Metaverse Land Prices Are Driven by These Five Factors, Says Hedge Fund Investor

Fredrik Vold
Last updated: | 3 min read
Source: AdobeStock / Chaosamran_Studio


Prices on real estate in the metaverse are mainly determined by the number of people that will get exposed to it, and how well it can be turned into a yield-generating machine for its owners through various monetization strategies, a hedge fund principal who specializes in digital assets has argued in a new essay.

“What does it mean to be a ‘neighbour’ in the metaverse? Why does it even matter? What if Snoop Dogg had multiple houses in the metaverse? Do land prices near all those houses get a premium? Frankly, nobody knows,” Joel John, a principal at the digital asset-focused investment firm LedgerPrime, opened his essay by saying.

He went on to explain that unlike tokens, which can be divided into smaller parts, digital plots of land in the metaverse generally require significant amounts of capital to buy.
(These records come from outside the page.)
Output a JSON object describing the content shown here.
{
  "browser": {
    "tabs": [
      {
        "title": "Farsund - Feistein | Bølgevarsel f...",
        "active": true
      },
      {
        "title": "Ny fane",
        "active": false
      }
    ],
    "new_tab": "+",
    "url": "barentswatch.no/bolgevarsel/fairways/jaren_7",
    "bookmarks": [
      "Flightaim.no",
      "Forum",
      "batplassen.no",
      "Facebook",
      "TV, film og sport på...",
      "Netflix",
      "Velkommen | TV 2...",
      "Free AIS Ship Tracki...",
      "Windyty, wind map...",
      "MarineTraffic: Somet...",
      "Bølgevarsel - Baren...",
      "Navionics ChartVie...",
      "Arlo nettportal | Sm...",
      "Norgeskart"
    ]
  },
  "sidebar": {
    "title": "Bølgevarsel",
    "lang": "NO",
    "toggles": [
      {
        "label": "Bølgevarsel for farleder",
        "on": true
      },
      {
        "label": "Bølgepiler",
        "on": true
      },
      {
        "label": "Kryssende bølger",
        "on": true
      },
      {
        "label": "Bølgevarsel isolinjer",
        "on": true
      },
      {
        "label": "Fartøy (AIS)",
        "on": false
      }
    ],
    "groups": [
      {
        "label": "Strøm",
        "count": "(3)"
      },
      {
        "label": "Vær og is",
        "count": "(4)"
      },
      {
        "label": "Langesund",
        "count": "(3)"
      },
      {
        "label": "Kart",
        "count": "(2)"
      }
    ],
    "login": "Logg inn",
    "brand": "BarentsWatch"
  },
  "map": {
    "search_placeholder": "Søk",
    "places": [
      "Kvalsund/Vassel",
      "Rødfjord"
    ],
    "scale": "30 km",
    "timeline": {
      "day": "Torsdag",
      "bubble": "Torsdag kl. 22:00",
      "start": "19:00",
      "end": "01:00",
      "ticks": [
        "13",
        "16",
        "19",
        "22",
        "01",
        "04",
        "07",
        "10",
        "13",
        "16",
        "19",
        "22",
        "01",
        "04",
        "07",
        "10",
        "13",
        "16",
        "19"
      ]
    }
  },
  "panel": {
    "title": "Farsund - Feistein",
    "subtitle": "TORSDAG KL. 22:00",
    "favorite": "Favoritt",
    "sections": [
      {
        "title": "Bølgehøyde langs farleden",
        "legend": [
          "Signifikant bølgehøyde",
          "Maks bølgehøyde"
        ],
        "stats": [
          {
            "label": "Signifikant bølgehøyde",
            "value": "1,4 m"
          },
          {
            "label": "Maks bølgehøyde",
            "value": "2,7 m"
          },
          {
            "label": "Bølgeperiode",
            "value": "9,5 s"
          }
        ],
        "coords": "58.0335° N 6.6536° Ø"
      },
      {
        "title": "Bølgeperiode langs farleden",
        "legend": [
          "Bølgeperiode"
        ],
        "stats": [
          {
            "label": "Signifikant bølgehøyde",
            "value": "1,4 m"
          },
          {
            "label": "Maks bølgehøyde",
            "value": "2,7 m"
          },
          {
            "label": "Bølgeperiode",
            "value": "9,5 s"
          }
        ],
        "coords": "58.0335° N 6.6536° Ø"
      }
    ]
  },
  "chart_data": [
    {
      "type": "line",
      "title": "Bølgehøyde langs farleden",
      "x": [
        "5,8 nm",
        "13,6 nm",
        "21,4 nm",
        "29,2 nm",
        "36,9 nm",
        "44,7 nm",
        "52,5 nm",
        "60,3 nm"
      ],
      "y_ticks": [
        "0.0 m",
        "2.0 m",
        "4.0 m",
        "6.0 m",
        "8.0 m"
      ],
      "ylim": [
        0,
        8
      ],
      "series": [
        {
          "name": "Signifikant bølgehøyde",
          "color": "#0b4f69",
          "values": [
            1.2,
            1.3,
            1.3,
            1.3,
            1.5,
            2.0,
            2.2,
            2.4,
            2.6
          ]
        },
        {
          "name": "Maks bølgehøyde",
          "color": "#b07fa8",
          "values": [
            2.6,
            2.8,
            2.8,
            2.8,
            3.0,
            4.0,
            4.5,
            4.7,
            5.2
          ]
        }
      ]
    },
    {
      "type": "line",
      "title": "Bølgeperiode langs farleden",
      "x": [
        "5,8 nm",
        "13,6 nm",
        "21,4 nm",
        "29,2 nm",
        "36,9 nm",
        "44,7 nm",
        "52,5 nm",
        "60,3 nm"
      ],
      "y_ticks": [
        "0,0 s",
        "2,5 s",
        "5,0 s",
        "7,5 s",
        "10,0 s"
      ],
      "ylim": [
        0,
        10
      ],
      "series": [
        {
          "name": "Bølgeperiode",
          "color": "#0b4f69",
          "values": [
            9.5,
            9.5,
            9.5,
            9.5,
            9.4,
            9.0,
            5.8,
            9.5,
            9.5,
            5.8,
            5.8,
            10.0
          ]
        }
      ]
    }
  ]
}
For instance, he said the average price of a plot of land in The Sandbox (SAND) is around USD 10,399, while it is approximately USD 11,954 for a piece of land in Decentraland (MANA).

To understand these prices, John wrote, it’s important to first understand what land in the metaverse really is. And according to him, it is nothing more than “a plot where you can express anything digitally.”

Source: On Metaverse Real Estate / Joel John

More specifically, the professional investor argued that there are five main factors that can impact the value of a piece of digital real estate:

  1. Overall footfall
  2. Memetic proximity
  3. Geospatial context
  4. Financialization
  5. Art.

The first among these, the “overall football” refers to the number of people that will get exposed to a piece of digital real estate, much like how traditional commercial real estate is more expensive in areas where many people pass by.

Then comes what the author calls “memetic proximity,” which he described as the ability to be close to something or someone in the metaverse that is expected to generate attention.

Further, the geospatial context has to do with how someone can earn a reputation by owning the same asset as a well-known person owns, or by owning a piece of land close to a famous person or company.

Next, financialization refers to the growing interconnection between finance and the metaverse, with various investment strategies employed to make profits or generate yields from digital real estate. For example, yield from metaverse land could come from renting land out, or from splitting land up into fractions that people can buy at lower prices, John suggested. Digital land that is more suited for these strategies will be valued higher, he said.

Lastly, the value of metaverse land will always be influenced by the design of the game it is in. If the graphics and internal art of a game are “stunning,” it is likely that developers will auction off plots of land in the game. The landowners could then advertise or otherwise charge fees to other users for using the land or for letting them pass through it, John wrote.

Meanwhile, countering a commonly heard argument that metaverse land can’t be worth much because it can be generated indefinitely, John stated that he believes this argument rests on flawed logic.

“This is the same as saying blogs are not worth much because there are countless blogs. The value of a plot of land in the metaverse is directly proportional to how much attention it gets at different points in time,” he said.

Commenting on the difference between investing in metaverse land and traditional cryptoassets, the investor noted that these two types of digital assets will not trade in the same way. The reason for this, he argued, is that the high costs of digital land pieces mean that most owners will choose to “develop” their land.

“These plots have a high entry barrier, and even when a collective owns them, they are incentivized to develop them instead of reselling them immediately for a quick buck,” he wrote.

John concluded that, in his opinion, the present-day metaverse lands governed through decentralized autonomous organizations (DAOs) are “symbolic of where the internet may trend in parts and pieces—decentralised, user-owned and slightly crazy,” adding:

“The future – in my eyes, is a remix of the past.”


Learn more:
How to Buy Virtual Land in the Metaverse: A Beginner’s Guide
Real Estate in the Metaverse Is Booming. Is It Really Such a Crazy Idea?

Investing in the Metaverse: 4 Ways to Invest in Virtual Future
People ‘Will Spend 1 Hour a Day in Metaverse in Four Years’ Time, Predicts Gartner

Decentraland Sees a Record USD 913,000 Virtual Land Sale
SAND Rallies as Sandbox Unveils its Upcoming Metaverse Event